Dr. Reed Spencer has found empowerment in what he’s declared “The Year of Delegation.”
This is Spencer’s 4th year in his position as assistant professor of music and director of choral ensembles. However, he is not new to the Taylor community.
Having graduated in 2011 as a vocal performance major, Spencer is pleased to be working within the department he studied.
“As this job opened, it was the place where I fell in love with the art,” Spencer said. “It made me want to come back and teach here and direct those ensembles.”
Spencer’s life, already pressured by the demanding schedule of the higher education field, has become even busier this summer as his family has grown.
Though they were planning for just one more child, God blessed the Spencers with twins.
Spencer and his wife, Lesley, now have five kids under 7 years old. Noah is 6, Lewis is 4 and Milo is 2. Twins Oliver and Anna joined the bunch three months ago, making the Spencers’ lives a little bit more hectic — and a lot sweeter.
“We did not imagine five [kids],” Spencer said. “We can’t imagine our lives without them.”
A typical day for Spencer starts with dropping Noah and Lewis off to school. He usually begins work in his office at 9 a.m. — fitting in a morning gym session if time allows — and ends the day at 6 p.m., after Chorale rehearsal.
Spencer’s recent routine has brought him home for lunch breaks, although it can hardly be considered a break.
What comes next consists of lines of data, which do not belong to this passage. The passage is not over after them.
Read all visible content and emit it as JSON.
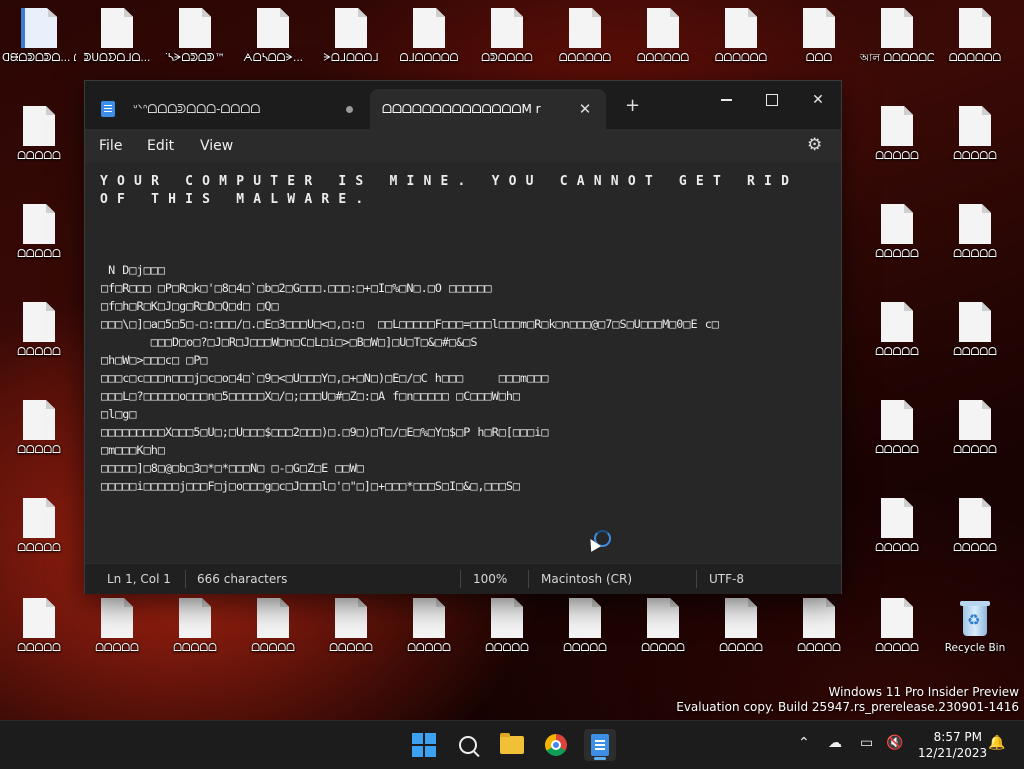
{
  "desktop": {
    "icons_top": [
      "ᗡᙠᗝᕲᗝᕲᗝ... ᗝᒧᗝᕲᗝᕲᗝ",
      "ᕲᑌᗝᗤᗝᒧᗝ...",
      "ᐝᓴᗒᗝᕲᗝᕲ™",
      "ᗅᗝᓴᗝᗝᗒ...",
      "ᗒᗝᒧᗝᗝᗝᒧ",
      "ᗝᒧᗝᗝᗝᗝᗝ",
      "ᗝᕲᗝᗝᗝᗝ",
      "ᗝᗝᗝᗝᗝᗝ",
      "ᗝᗝᗝᗝᗝᗝ",
      "ᗝᗝᗝᗝᗝᗝ",
      "ᗝᗝᗝ",
      "আল ᗝᗝᗝᗝᗝᗝ",
      "ᗝᗝᗝᗝᗝᗝ"
    ],
    "icons_left": [
      "ᗝᗝᗝᗝᗝ",
      "ᗝᗝᗝᗝᗝ",
      "ᗝᗝᗝᗝᗝ",
      "ᗝᗝᗝᗝᗝ",
      "ᗝᗝᗝᗝᗝ"
    ],
    "icons_right_a": [
      "ᗝᗝᗝᗝᗝ",
      "ᗝᗝᗝᗝᗝ",
      "ᗝᗝᗝᗝᗝ",
      "ᗝᗝᗝᗝᗝ",
      "ᗝᗝᗝᗝᗝ"
    ],
    "icons_right_b": [
      "ᗝᗝᗝᗝᗝ",
      "ᗝᗝᗝᗝᗝ",
      "ᗝᗝᗝᗝᗝ",
      "ᗝᗝᗝᗝᗝ",
      "ᗝᗝᗝᗝᗝ"
    ],
    "icons_bottom": [
      "ᗝᗝᗝᗝᗝ",
      "ᗝᗝᗝᗝᗝ",
      "ᗝᗝᗝᗝᗝ",
      "ᗝᗝᗝᗝᗝ",
      "ᗝᗝᗝᗝᗝ",
      "ᗝᗝᗝᗝᗝ",
      "ᗝᗝᗝᗝᗝ",
      "ᗝᗝᗝᗝᗝ",
      "ᗝᗝᗝᗝᗝ",
      "ᗝᗝᗝᗝᗝ",
      "ᗝᗝᗝᗝᗝ",
      "ᗝᗝᗝᗝᗝ"
    ],
    "recycle_bin_label": "Recycle Bin",
    "watermark_line1": "Windows 11 Pro Insider Preview",
    "watermark_line2": "Evaluation copy. Build 25947.rs_prerelease.230901-1416"
  },
  "notepad": {
    "tabs": [
      {
        "title": "ᐡᐠᐢᗝᗝᗝᕲᗝᗝᗝ-ᗝᗝᗝᗝ",
        "unsaved": true
      },
      {
        "title": "ᗝᗝᗝᗝᗝᗝᗝᗝᗝᗝᗝᗝᗝᗝM r"
      }
    ],
    "menu": {
      "file": "File",
      "edit": "Edit",
      "view": "View"
    },
    "headline": "YOUR COMPUTER IS MINE. YOU CANNOT GET RID OF THIS MALWARE.",
    "garbled_lines": [
      " N D□j□□□",
      "□f□R□□□ □P□R□k□'□8□4□`□b□2□G□□□.□□□:□+□I□%□N□.□O □□□□□□",
      "□f□h□R□K□J□g□R□D□Q□d□ □Q□",
      "□□□\\□]□a□5□5□-□:□□□/□.□E□3□□□U□<□,□:□  □□L□□□□□F□□□=□□□l□□□m□R□k□n□□□@□7□S□U□□□M□0□E c□",
      "       □□□D□o□?□J□R□J□□□W□n□C□L□i□>□B□W□]□U□T□&□#□&□S",
      "□h□W□>□□□c□ □P□",
      "□□□c□c□□□n□□□j□c□o□4□`□9□<□U□□□Y□,□+□N□)□E□/□C h□□□     □□□m□□□",
      "□□□L□?□□□□□o□□□n□5□□□□□X□/□;□□□U□#□Z□:□A f□n□□□□□ □C□□□W□h□",
      "□l□g□",
      "□□□□□□□□□X□□□5□U□;□U□□□$□□□2□□□)□.□9□)□T□/□E□%□Y□$□P h□R□[□□□i□",
      "□m□□□K□h□",
      "□□□□□]□8□@□b□3□*□*□□□N□ □-□G□Z□E □□W□",
      "□□□□□i□□□□□j□□□F□j□o□□□g□c□J□□□l□'□\"□]□+□□□*□□□S□I□&□,□□□S□"
    ],
    "status": {
      "position": "Ln 1, Col 1",
      "characters": "666 characters",
      "zoom": "100%",
      "line_endings": "Macintosh (CR)",
      "encoding": "UTF-8"
    }
  },
  "taskbar": {
    "clock_time": "8:57 PM",
    "clock_date": "12/21/2023"
  }
}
He offers help to his wife by putting Milo down for a nap and holding the twins before it is time to return to campus.
Though his schedule is tight, Spencer is confident that this year will produce a lot of growth.
“I’m convinced that the Chorale and the Sounds are only going to keep getting better,” Spencer said. “And I don’t think this year is a step backwards just because I have other things in my life.”
Spencer has called this year the “Year of Delegation.” Amidst his developing role as father to five children, he has gathered strength from his students, specifically the Chorale officers.
This year, the officers shoulder much responsibility. They have been tasked with the planning of an annual Chorale retreat that Spencer usually heads up. Later in the year, the music groups will travel to Pendleton Prison, to Georgia and even as far as Ecuador.
Leaning on student leadership has provided much needed steadiness in Spencer’s life this year. Delegation, while taking some of the logistical tasks off his plate, has not slowed the groups’ momentum.
“We’re doing all sorts of really fun things that are a step even further than we’ve done in the past. And so I’m excited about all of that,” Spencer said. “It’s gonna be really satisfying.”
While at home, Spencer enjoys embracing typical childhood activities with his kids. They love reading, going to the park and jumping on the trampoline.
Lesley and Spencer are grateful for the support of the community of parents in Upland.
“Small town life is not for everyone and it’s not for every season, but it is the best thing for us right now,” Spencer said.
Adjusting to the reality of being both full-time educator and more-than-full-time father has proved challenging, especially with the arrival of twins Oliver and Anna.
Still, Spencer is secure in his calling to both his students and his family.
“Sometimes I look at faculty who don’t have that responsibility,” Spencer said. “Maybe their kids are growing up or they haven’t had kids. And I’m really envious of their ability to be — really, to go to anything or to be really flexible and involved. But on the other hand, I also get to have that richness in my life. And I get to show students what it’s like to have a family.”
Many other professors with families share this understanding. They bear a unique role in serving and leading their families and, often, home life is the fuel that lights their fire to then go and pour into their students.
Spencer believes there are similarities between his ministry to his children and to his students.
“I think kids are really responsive and light up when you get on their level and are there and present with them,” Spencer said. “That’s actually not that different with students. Students want your presence and your care.”
Delegating tasks that would have otherwise taken Spencer away from his students and his family is one way he is practically embracing this concept of presence this year. His students have a lot that they can learn from his intentionality in the way he prioritizes people over projects and work.
Spencer’s vulnerability in sharing the complexities of balancing work and family life provides great insight for students in relating to those of their professors that have families.
Students’ intentional support of their educators is crucial in allowing them the freedom to be present in the classroom in the capacity that they would like to be.
“Actively remembering that your professor has a life that’s outside of the classroom is really important, especially at a place like Taylor, where we want to be involved in each other’s lives,” Spencer said.